But Google also told the agency it had to “modernize its disclaimer rule so that political committees and other organizations have clear notice regarding the disclaimers they are required to include with their internet communications.”

Meanwhile, Google suggested that Congress, the FEC and others issue new rules around foreign-bought ads purchased in the weeks before and after an election. To be sure, foreign nationals are banned from advertising in support or defense of a U.S. candidate. But many of the rules governing the ban don’t actually mention online ads — only broadcast and print.

With it, Google further appeared to be calling on the FEC to wade into whether that ban includes issues-focused ads that may not “express advocacy for or against a particular candidate.” In many cases, the ads purchased by Russian trolls during the 2016 presidential race on Facebook, for example, didn’t mention Donald Trump or Hillary Clinton — but rather divisive topics like Black Lives Matter and gay rights.

And Google also urged the U.S. government to clarify whether online ads and other content purchased or by lobbyists on behalf of a foreign power should include a disclaimer.

The phrasing sounds wonky, but the search giant seemed to be seeking clarity around RT, a news organization with deep ties to the Russian government. U.S. intelligence agencies have blasted RT as Kremlin propaganda, and its videos have been viewed on Google-owned YouTube millions of times — but at the moment there is no explicit disclaimer about its Russian origins.

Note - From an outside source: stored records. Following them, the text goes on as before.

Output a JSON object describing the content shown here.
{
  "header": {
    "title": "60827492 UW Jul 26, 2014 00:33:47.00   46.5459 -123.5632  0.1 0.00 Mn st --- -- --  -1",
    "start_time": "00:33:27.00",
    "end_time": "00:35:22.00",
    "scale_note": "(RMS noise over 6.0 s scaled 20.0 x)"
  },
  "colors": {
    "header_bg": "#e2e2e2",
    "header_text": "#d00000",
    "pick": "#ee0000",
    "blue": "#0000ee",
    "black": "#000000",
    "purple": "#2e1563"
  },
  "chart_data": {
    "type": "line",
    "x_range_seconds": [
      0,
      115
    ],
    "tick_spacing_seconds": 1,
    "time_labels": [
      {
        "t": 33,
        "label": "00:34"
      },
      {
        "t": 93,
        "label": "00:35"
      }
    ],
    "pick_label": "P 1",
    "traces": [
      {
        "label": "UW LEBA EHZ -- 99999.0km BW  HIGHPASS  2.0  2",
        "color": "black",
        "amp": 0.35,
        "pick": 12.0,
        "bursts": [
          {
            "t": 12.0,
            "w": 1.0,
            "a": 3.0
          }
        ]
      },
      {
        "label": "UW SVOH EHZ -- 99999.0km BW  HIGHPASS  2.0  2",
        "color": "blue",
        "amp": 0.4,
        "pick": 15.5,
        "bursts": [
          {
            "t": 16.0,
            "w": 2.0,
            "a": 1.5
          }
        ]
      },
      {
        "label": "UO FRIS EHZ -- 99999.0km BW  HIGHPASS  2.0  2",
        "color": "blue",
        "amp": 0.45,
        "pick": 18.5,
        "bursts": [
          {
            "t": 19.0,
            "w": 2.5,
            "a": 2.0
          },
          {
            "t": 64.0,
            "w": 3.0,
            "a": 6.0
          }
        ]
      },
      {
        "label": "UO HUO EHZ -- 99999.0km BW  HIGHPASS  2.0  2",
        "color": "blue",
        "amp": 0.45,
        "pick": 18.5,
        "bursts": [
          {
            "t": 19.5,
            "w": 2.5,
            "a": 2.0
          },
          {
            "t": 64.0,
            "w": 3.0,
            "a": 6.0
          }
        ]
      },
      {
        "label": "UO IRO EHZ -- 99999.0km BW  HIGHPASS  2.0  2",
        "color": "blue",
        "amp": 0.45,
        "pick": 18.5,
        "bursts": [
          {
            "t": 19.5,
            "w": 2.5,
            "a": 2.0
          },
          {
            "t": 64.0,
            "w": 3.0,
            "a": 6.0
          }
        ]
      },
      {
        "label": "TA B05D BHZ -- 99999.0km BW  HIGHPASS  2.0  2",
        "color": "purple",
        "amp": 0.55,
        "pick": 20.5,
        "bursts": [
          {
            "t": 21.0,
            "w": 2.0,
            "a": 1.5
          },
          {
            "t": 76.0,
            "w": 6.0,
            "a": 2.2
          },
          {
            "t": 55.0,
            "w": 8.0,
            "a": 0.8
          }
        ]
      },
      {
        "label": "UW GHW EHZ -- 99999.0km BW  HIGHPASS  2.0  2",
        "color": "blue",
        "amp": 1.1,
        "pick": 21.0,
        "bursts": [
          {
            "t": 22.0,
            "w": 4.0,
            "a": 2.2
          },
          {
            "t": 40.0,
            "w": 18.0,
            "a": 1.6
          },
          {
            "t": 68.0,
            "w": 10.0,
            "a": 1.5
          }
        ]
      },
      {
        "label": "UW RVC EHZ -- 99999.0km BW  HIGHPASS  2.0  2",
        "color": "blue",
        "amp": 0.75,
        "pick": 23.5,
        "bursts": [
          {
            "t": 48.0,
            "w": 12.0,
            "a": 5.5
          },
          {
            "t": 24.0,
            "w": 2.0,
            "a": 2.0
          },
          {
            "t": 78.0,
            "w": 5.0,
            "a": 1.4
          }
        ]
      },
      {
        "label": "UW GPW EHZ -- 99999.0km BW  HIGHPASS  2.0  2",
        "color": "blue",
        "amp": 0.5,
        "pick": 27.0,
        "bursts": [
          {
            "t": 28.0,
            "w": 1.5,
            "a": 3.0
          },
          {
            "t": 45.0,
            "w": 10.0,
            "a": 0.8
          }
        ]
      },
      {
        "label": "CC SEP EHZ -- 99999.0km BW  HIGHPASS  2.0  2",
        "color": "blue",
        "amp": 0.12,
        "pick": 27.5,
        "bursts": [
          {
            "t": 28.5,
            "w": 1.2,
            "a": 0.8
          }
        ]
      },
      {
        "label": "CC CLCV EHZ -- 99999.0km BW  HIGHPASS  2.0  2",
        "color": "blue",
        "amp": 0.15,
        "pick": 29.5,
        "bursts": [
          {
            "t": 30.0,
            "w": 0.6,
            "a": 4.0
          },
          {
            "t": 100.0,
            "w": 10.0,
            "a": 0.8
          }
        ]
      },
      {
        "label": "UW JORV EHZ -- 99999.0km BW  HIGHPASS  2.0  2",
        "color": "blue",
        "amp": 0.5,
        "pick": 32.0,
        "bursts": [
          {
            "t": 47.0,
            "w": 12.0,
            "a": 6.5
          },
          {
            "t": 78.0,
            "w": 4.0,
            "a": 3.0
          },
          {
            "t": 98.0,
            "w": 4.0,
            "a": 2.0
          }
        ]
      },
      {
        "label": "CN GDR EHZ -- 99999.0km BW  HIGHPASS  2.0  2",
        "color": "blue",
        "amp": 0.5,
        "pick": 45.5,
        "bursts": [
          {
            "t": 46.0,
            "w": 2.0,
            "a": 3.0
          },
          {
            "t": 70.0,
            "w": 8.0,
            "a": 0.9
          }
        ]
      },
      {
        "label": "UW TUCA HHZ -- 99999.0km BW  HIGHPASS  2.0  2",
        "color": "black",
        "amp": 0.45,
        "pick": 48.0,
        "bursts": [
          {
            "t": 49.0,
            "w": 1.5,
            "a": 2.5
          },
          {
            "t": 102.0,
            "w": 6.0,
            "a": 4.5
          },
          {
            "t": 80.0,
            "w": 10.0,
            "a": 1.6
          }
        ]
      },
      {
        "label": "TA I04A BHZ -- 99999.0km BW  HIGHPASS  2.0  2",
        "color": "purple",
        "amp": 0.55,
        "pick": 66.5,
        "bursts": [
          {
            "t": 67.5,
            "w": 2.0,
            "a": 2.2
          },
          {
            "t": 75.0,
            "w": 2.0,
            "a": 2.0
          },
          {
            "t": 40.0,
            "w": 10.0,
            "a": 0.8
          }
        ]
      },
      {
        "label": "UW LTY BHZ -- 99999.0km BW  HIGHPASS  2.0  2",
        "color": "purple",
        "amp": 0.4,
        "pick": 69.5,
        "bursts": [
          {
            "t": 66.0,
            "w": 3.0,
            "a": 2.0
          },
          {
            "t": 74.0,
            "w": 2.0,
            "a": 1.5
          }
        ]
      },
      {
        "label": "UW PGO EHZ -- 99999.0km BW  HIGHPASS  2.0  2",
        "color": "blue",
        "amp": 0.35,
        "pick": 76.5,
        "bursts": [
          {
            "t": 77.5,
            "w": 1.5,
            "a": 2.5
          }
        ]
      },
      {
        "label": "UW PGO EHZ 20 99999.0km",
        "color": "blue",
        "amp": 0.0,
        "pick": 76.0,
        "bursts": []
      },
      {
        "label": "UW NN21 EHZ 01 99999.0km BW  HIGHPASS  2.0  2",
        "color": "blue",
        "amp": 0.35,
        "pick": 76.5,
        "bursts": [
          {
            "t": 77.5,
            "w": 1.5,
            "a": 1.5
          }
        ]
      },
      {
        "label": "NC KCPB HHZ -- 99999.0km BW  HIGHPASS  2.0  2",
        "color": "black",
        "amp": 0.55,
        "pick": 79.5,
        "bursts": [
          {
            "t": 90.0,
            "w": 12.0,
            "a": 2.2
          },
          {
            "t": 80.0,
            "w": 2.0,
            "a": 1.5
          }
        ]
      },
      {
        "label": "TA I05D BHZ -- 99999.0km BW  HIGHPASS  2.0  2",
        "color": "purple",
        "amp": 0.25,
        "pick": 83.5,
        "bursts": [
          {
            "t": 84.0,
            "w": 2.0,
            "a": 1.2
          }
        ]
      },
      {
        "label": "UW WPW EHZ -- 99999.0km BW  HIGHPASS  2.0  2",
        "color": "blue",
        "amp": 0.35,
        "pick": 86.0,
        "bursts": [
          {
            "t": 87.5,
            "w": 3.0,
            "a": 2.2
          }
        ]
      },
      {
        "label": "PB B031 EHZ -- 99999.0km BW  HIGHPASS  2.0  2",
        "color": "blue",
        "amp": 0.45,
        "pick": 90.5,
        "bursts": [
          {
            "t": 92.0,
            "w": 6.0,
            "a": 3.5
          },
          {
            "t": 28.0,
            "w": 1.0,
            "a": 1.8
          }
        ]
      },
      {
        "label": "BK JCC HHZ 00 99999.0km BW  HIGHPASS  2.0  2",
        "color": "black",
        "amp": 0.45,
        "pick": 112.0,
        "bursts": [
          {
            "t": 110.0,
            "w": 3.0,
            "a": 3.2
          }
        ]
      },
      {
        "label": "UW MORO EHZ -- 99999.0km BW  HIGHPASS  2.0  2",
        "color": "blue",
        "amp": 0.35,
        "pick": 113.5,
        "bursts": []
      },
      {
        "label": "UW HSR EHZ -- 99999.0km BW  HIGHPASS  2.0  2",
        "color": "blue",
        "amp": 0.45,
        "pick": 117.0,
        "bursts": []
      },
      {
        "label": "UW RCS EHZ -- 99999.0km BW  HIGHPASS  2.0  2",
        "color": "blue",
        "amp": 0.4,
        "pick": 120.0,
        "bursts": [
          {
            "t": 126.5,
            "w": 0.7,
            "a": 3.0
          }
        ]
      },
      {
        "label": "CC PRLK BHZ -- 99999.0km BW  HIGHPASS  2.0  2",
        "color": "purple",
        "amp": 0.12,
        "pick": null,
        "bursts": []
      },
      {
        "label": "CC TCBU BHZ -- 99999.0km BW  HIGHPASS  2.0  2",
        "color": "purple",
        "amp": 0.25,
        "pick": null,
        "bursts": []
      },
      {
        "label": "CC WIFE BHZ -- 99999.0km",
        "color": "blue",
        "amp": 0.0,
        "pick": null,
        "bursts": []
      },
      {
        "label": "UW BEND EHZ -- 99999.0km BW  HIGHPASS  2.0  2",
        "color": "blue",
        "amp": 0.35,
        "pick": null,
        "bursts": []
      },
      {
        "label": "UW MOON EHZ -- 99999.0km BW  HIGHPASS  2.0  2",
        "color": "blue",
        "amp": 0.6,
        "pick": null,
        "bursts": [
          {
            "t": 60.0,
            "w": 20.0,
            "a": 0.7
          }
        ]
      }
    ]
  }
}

In some ways, though, Google’s comments about RT strike at one of the most vexing challenges facing lawmakers and federal regulators. It’s not just ads, but free, organic content that Russian trolls published and shared online — tweets and posts and other material that at times even ended up in major U.S. newspapers and websites.

For its part, Twitter stressed it planned to publish more information about political ads on its platform. But its new efforts to highlight political ads with special indicators, the company said, only apply to those ads that touch on candidates — not political issues.

Twitter didn’t weigh in on other issues, like RT.

But the company did note that its newly doubled, 280-character limit — while allowing users to say and share more — still makes it difficult for advertisers to disclose more information in tweets themselves.

“In providing a brief summary of our own solutions for transparency and disclosure,” Twitter said, “we hope the FEC will take Twitter’s recently-adopted policies into account as it formulates any new requirements for the platform and its users, while also recognizing the limited and valuable space available for political advertisements run on Twitter.”


This article originally appeared on Recode.net.